What you need to do: Pull each line holding the word "Chat" from the data.

Task inputs:
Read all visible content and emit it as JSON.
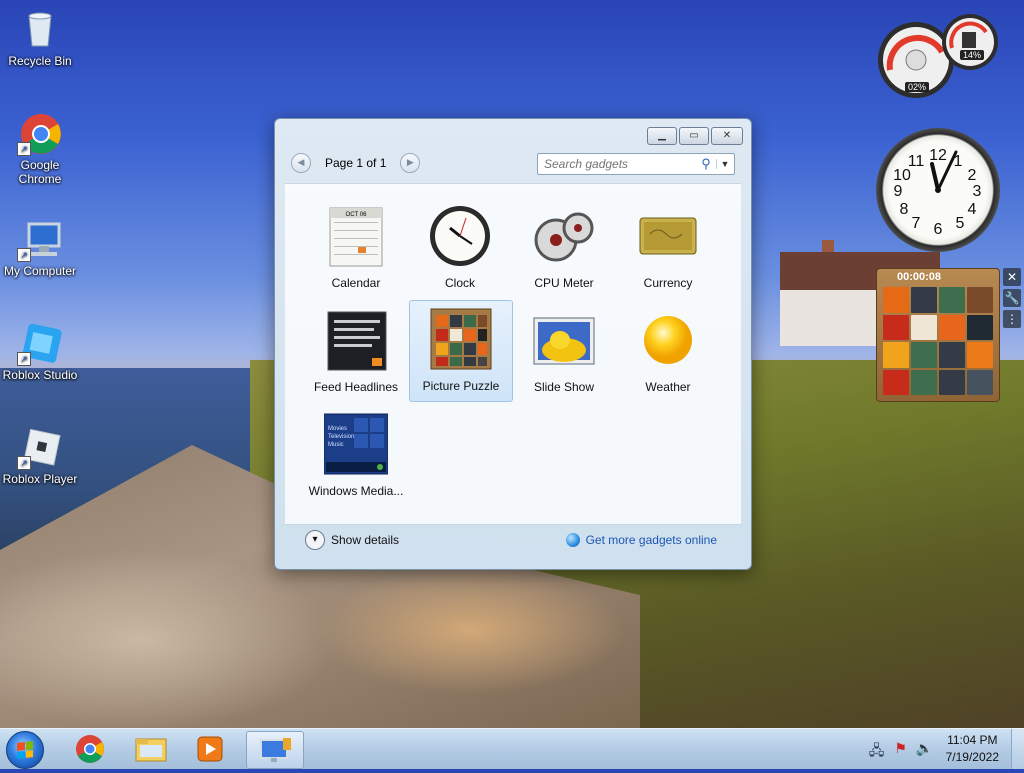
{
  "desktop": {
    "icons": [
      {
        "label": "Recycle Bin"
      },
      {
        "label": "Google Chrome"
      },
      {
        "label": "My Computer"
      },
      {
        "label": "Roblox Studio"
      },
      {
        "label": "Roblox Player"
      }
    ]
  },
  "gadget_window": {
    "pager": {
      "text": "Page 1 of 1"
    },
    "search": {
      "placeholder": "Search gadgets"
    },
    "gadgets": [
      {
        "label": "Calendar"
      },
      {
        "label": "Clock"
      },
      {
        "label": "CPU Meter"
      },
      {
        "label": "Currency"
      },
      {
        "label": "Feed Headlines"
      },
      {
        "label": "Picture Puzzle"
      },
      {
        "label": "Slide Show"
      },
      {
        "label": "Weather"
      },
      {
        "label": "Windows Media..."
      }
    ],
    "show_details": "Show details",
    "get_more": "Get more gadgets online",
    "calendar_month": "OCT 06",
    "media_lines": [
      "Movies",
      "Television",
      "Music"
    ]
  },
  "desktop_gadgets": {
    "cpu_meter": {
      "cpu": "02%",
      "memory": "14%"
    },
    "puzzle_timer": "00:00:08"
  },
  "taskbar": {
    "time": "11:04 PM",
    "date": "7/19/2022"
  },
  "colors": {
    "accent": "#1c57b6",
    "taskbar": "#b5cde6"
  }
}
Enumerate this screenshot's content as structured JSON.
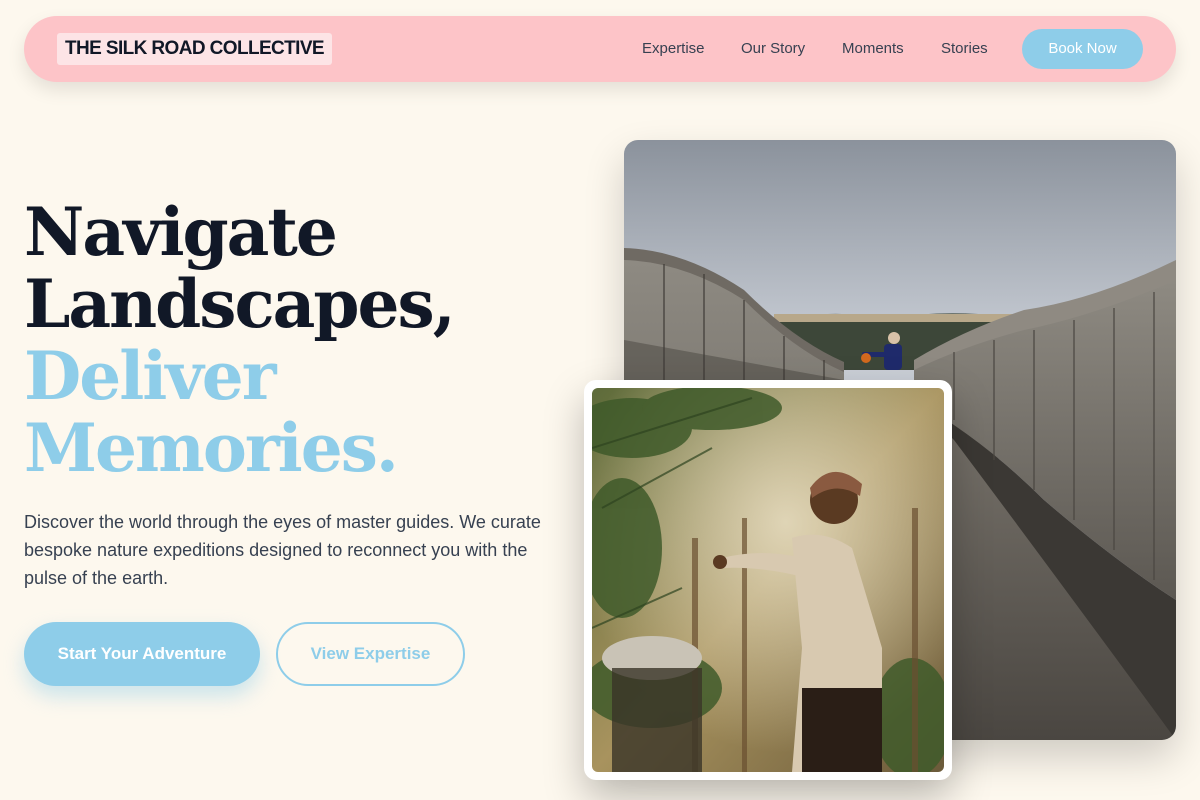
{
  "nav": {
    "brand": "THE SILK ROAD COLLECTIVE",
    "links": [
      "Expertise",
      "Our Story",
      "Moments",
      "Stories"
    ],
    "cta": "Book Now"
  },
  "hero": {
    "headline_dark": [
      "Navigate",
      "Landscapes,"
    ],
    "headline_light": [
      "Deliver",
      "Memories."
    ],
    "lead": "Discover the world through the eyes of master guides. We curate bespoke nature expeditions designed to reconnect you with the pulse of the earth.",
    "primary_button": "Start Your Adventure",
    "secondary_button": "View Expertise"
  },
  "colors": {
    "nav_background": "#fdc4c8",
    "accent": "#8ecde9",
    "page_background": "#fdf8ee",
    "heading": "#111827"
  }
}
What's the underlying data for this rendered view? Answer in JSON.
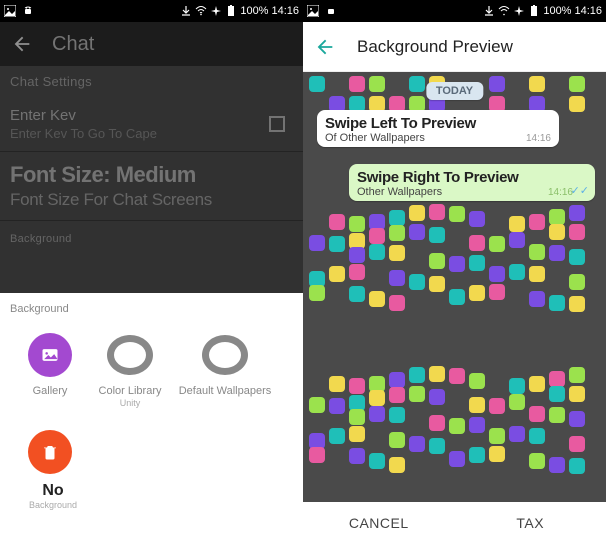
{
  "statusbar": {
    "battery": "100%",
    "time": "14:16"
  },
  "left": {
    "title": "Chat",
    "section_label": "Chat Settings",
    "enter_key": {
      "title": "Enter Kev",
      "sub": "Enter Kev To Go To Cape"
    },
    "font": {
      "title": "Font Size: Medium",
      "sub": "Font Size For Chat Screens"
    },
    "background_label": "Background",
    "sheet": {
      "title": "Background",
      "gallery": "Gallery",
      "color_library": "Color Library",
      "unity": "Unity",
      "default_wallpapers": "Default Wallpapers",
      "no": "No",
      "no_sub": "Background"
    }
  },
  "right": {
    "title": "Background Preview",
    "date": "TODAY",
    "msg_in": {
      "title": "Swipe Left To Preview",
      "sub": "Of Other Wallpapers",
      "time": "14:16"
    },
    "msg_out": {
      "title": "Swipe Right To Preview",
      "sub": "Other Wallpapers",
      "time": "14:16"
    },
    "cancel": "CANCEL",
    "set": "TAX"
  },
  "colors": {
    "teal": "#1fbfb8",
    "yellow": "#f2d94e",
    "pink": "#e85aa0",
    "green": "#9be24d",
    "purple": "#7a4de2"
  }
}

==

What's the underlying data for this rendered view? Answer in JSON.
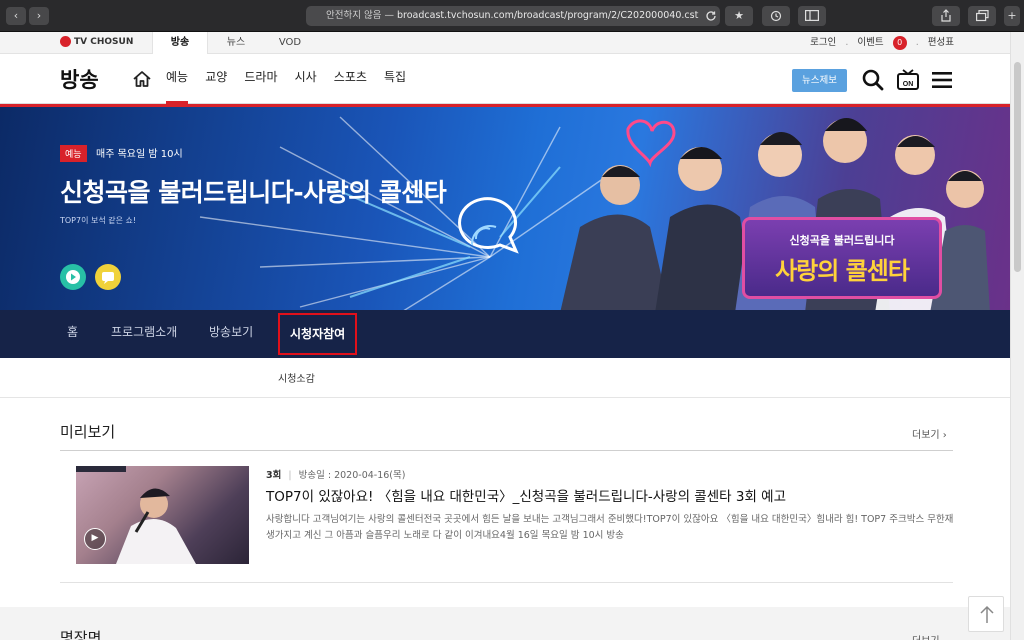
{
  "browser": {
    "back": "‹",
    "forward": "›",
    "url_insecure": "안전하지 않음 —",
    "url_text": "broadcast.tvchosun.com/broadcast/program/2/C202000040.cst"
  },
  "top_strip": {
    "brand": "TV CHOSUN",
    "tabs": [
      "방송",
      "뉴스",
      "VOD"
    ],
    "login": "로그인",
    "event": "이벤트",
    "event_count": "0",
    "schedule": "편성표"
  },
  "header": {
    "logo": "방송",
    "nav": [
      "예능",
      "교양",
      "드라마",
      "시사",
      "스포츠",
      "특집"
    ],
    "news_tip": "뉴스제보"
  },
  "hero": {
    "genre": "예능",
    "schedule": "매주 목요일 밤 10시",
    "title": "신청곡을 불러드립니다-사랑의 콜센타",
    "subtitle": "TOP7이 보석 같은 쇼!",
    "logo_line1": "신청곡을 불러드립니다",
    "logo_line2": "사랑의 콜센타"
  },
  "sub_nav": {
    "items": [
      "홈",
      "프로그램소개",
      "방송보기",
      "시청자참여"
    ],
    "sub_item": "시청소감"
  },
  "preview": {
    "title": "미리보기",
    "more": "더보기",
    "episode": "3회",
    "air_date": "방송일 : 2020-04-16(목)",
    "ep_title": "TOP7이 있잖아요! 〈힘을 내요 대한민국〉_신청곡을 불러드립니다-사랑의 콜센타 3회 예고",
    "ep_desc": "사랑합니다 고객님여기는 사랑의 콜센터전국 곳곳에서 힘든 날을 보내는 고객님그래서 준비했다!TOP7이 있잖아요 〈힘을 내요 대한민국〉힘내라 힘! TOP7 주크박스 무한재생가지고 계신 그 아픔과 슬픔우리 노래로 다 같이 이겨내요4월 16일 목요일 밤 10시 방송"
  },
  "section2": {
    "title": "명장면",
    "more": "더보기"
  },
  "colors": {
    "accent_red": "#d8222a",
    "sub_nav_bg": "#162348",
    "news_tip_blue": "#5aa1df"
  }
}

Solved exercise:
    "title": "Chat",
    "section_label": "Chat Settings",
      "sub": "Font Size For Chat Screens"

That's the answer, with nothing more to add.